Task to carry out: Check every line of the data below for the word "timeline". Copy the ones that have it.

Input records:
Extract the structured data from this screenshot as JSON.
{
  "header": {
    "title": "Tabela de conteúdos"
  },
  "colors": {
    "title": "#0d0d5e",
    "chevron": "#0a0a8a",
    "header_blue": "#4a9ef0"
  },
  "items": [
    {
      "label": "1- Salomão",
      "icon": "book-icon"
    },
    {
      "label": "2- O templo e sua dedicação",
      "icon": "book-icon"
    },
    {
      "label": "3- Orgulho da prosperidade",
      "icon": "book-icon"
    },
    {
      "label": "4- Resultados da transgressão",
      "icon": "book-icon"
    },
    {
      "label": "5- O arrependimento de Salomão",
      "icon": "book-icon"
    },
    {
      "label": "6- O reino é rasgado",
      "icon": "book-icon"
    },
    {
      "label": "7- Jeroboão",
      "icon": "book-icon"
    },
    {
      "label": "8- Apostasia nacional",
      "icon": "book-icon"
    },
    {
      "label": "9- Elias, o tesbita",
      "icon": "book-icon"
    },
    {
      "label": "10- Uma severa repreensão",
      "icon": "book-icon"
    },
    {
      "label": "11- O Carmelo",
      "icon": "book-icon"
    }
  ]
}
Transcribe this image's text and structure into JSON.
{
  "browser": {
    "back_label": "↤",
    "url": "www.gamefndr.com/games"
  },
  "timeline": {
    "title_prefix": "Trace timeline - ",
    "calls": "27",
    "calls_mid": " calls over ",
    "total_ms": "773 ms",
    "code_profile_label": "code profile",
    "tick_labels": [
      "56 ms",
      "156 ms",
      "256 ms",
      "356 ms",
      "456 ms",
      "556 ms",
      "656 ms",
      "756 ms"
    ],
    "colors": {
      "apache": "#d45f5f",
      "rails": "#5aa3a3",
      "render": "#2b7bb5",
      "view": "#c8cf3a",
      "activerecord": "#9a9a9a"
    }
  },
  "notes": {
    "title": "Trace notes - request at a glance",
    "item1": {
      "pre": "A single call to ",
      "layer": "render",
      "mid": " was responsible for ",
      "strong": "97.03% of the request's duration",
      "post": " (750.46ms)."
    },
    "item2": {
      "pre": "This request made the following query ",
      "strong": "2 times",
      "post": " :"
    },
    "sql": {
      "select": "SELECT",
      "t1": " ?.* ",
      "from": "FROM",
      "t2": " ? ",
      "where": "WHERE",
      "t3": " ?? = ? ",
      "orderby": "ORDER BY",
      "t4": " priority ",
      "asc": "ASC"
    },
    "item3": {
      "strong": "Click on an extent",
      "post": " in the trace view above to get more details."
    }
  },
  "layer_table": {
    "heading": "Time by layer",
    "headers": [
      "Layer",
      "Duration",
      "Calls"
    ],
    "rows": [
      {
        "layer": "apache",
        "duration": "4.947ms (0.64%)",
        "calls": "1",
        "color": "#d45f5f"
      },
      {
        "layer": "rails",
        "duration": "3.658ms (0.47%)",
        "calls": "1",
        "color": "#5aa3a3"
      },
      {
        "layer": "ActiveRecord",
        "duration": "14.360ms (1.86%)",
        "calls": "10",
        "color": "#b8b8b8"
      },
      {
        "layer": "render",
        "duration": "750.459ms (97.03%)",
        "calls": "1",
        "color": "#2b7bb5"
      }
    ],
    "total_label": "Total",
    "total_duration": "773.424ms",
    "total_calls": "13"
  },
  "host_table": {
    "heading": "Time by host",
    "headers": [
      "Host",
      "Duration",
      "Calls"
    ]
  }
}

Task result:
  "timeline": {
    "title_prefix": "Trace timeline - ",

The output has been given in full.